KWAME HOLMAN: But Black adds McKinney ostracized some white supporters by accusing her white Democratic opponents during last summer’s primary of being part of the old Confederacy and a lynch mob.

REP. CYNTHIA MCKINNEY: Ever since the beginning of, of my political experience in Georgia, I have been fighting the good fight, a real good fight, against the good old boys from the bad old days. And I will always have that fight to fight. And those comments were made with specific reference to my fight against the good old boys which will not stop.

KWAME HOLMAN: Louis Farrakhan also became a campaign issue when Mitnick criticized McKinney for refusing to condemn the speech of a lieutenant of the Nation of Islam leader. Two weeks ago, McKinney’s father, Billy, a longtime state representative and adviser to her campaign, called Mitnick, who is Jewish, a racist Jew.

JOHN MITNICK: It was very hurtful, uh, to be called a racist and particularly a racist Jew, as if the word “Jew” were somehow part of the insult.

REP. CYNTHIA M KINNEY: My father made a mistake and got too emotional, and, and he’s apologized for that and acknowledged that he did make a mistake.

KWAME HOLMAN: Jews make up 7 to 8 percent of the district’s population.
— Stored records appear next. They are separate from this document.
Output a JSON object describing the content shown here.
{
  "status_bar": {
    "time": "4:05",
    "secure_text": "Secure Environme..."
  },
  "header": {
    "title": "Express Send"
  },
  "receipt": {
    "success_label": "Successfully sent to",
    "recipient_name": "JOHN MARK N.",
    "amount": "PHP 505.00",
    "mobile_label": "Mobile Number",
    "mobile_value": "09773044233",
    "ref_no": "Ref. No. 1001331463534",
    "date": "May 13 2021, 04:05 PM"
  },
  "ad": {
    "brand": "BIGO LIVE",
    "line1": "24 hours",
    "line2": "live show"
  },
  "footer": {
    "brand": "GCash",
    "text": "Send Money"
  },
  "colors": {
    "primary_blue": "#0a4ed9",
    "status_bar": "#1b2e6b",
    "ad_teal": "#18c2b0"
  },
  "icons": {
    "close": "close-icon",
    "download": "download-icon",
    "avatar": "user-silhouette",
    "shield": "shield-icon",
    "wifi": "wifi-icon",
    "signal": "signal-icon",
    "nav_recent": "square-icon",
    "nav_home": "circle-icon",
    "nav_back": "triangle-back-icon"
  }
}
Some, like Samuel Lubin, a 40-year resident of DeKalb County, now are undecided about McKinney.

SAMUEL LUBIN, McKinney Constituent: I know, I have friends in the Jewish community who have very firmly supported Cynthia, and they have even held meetings in their homes and invited in speakers to support her, so that we’re going through a very difficult time, trying to determine what is the path that we’re going to take in this particular campaign.

KWAME HOLMAN: No independent polls exist on the race for Georgia’s new 4th District. Republican John Mitnick says he’ll go after every vote, including among the district’s 1/3 black population.
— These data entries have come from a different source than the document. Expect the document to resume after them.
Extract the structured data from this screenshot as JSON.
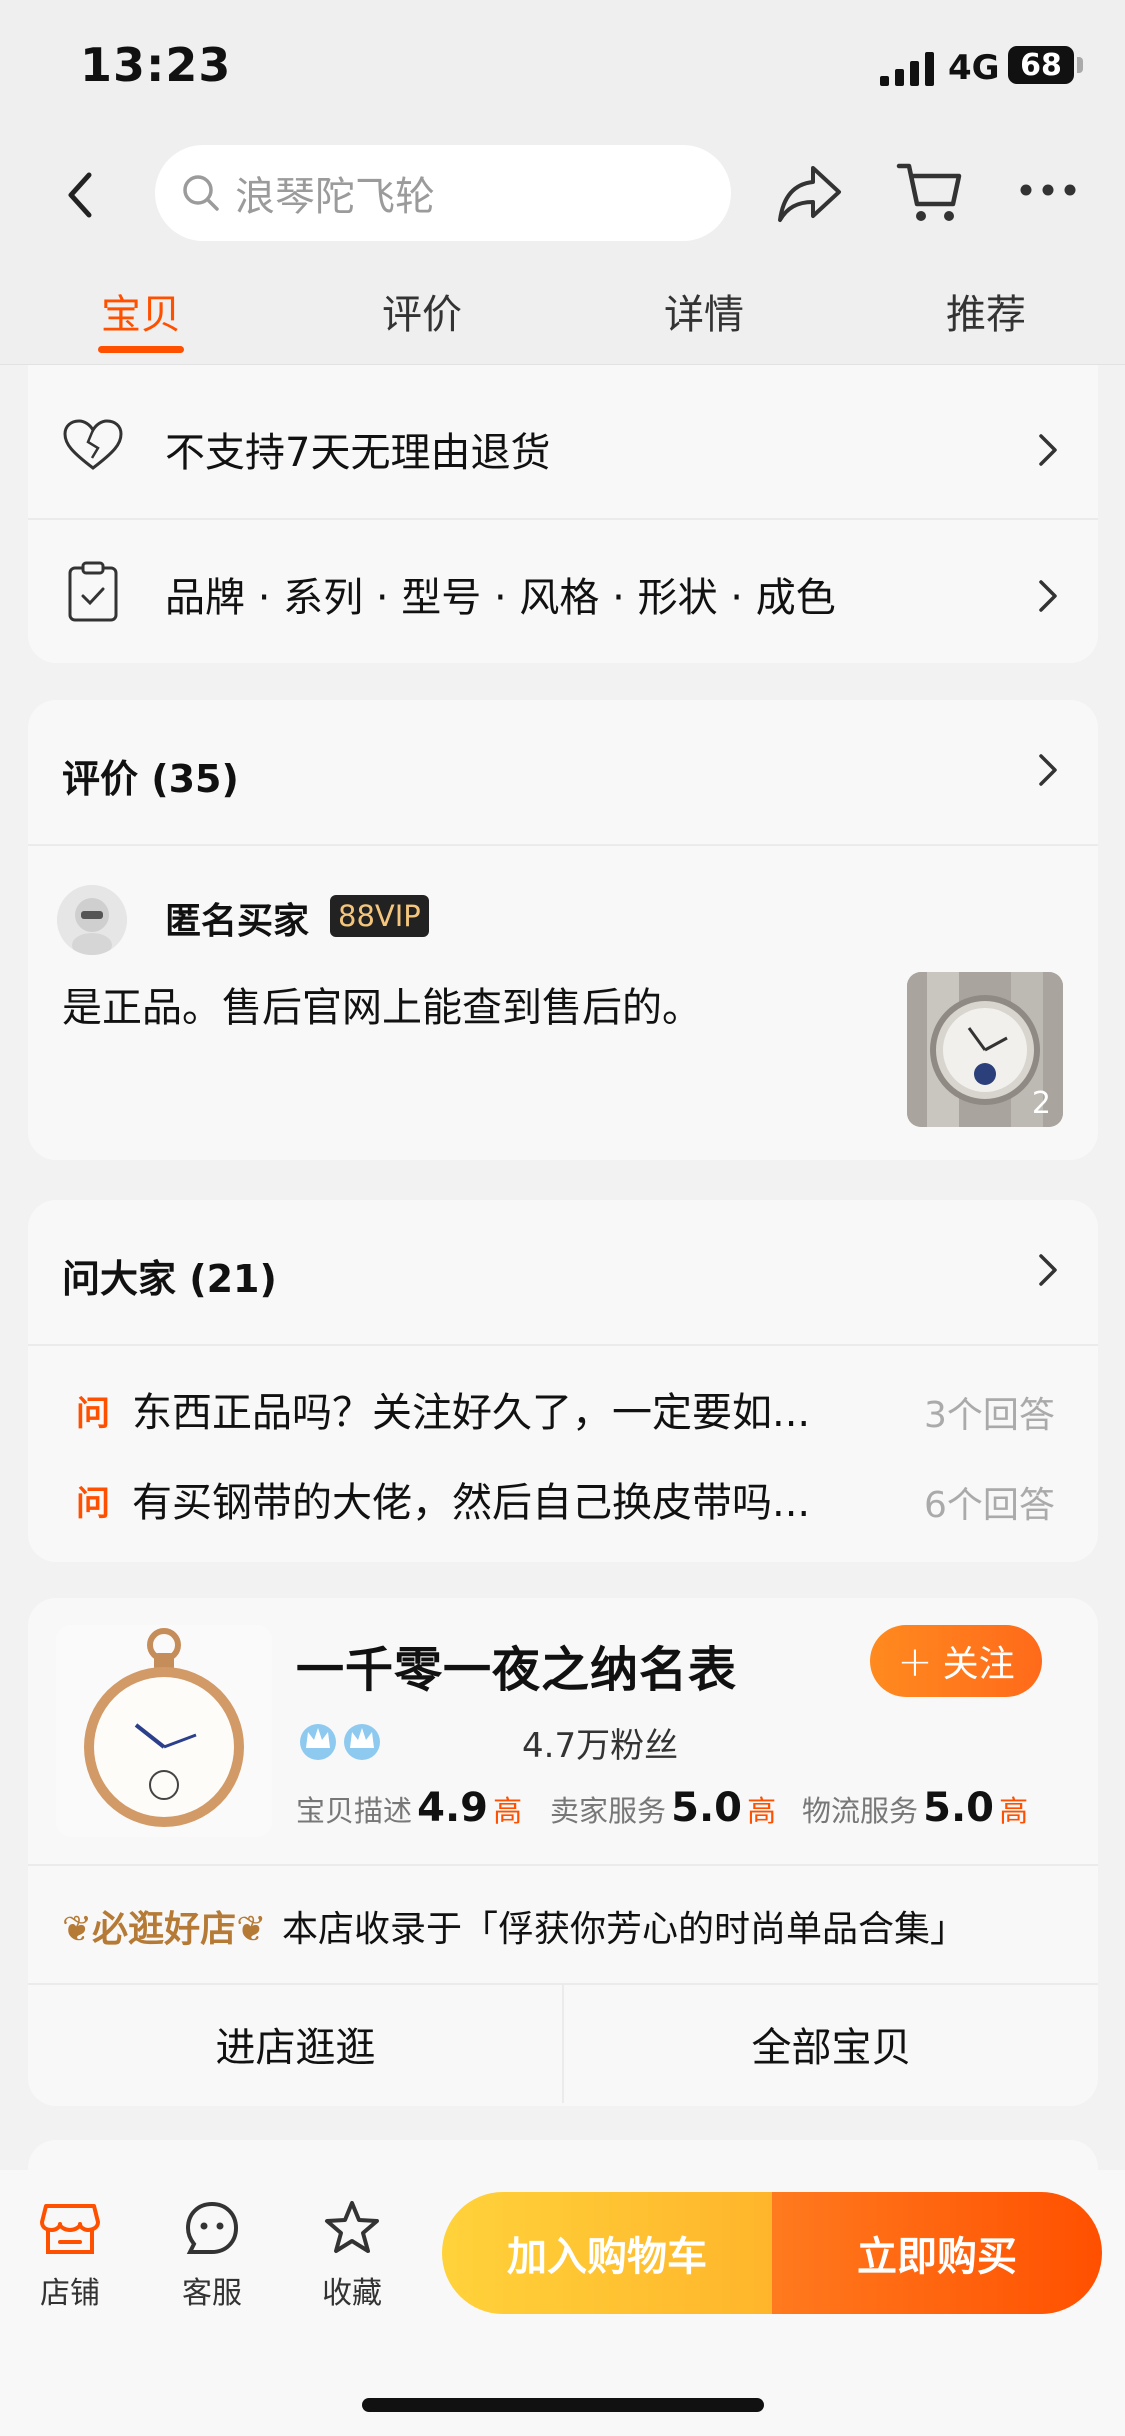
{
  "status_bar": {
    "time": "13:23",
    "network": "4G",
    "battery": "68"
  },
  "header": {
    "search_placeholder": "浪琴陀飞轮",
    "tabs": [
      {
        "label": "宝贝",
        "active": true
      },
      {
        "label": "评价",
        "active": false
      },
      {
        "label": "详情",
        "active": false
      },
      {
        "label": "推荐",
        "active": false
      }
    ]
  },
  "service_rows": [
    {
      "label": "不支持7天无理由退货",
      "icon": "heart-outline-icon"
    },
    {
      "label": "品牌 · 系列 · 型号 · 风格 · 形状 · 成色",
      "icon": "clipboard-check-icon"
    }
  ],
  "reviews": {
    "title": "评价 (35)",
    "item": {
      "user": "匿名买家",
      "badge": "88VIP",
      "text": "是正品。售后官网上能查到售后的。",
      "photo_count": "2"
    }
  },
  "questions": {
    "title": "问大家 (21)",
    "marker": "问",
    "items": [
      {
        "text": "东西正品吗？关注好久了，一定要如...",
        "answers": "3个回答"
      },
      {
        "text": "有买钢带的大佬，然后自己换皮带吗...",
        "answers": "6个回答"
      }
    ]
  },
  "shop": {
    "name": "一千零一夜之纳名表",
    "follow_label": "关注",
    "fans": "4.7万粉丝",
    "ratings": [
      {
        "label": "宝贝描述",
        "score": "4.9",
        "level": "高"
      },
      {
        "label": "卖家服务",
        "score": "5.0",
        "level": "高"
      },
      {
        "label": "物流服务",
        "score": "5.0",
        "level": "高"
      }
    ],
    "must_visit_badge": "必逛好店",
    "collection_text": "本店收录于「俘获你芳心的时尚单品合集」",
    "actions": [
      "进店逛逛",
      "全部宝贝"
    ]
  },
  "bottom_bar": {
    "items": [
      {
        "label": "店铺",
        "icon": "store-icon"
      },
      {
        "label": "客服",
        "icon": "customer-service-icon"
      },
      {
        "label": "收藏",
        "icon": "star-icon"
      }
    ],
    "add_to_cart": "加入购物车",
    "buy_now": "立即购买"
  },
  "colors": {
    "accent": "#ff5000",
    "cart_button": "#ffc030",
    "buy_button": "#ff6a1a"
  }
}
JOHN MITNICK: I want to restore the American dream for everybody in this country, regardless of their race, religion, ethnicity, or gender. And that’s my main goal in Congress.

KWAME HOLMAN: Meanwhile, McKinney seems steadfast in her refusal to concede to more conservative positions that might attract more white support. But analysts admit she needs only about two in ten white votes to go along with her solid black support.

MERLE BLACK: She’s doing it kind of the hard way, and she may be successful in this district in doing that, but it would probably guarantee continued opposition over a series of elections from the almost half of the district that would feel completely unrepresented under her style of politics.

KWAME HOLMAN: As for what a McKinney victory would say about the need for majority-minority districts, McKinney rejects the idea her winning would demonstrate such districts no longer are necessary.

REP. CYNTHIA MCKINNEY: I’m not the real test. The real test is in the second generation of African-American would-be members of Congress who will run in non-majority-minority districts. Will they be able to win? Will they be able to garner the trust? Will they be able to raise the money–the hundreds of thousands of dollars that it takes to run a congressional campaign–will they be able to succeed when the odds are stacked so high? When they succeed, then we can truly say that the Supreme Court was right.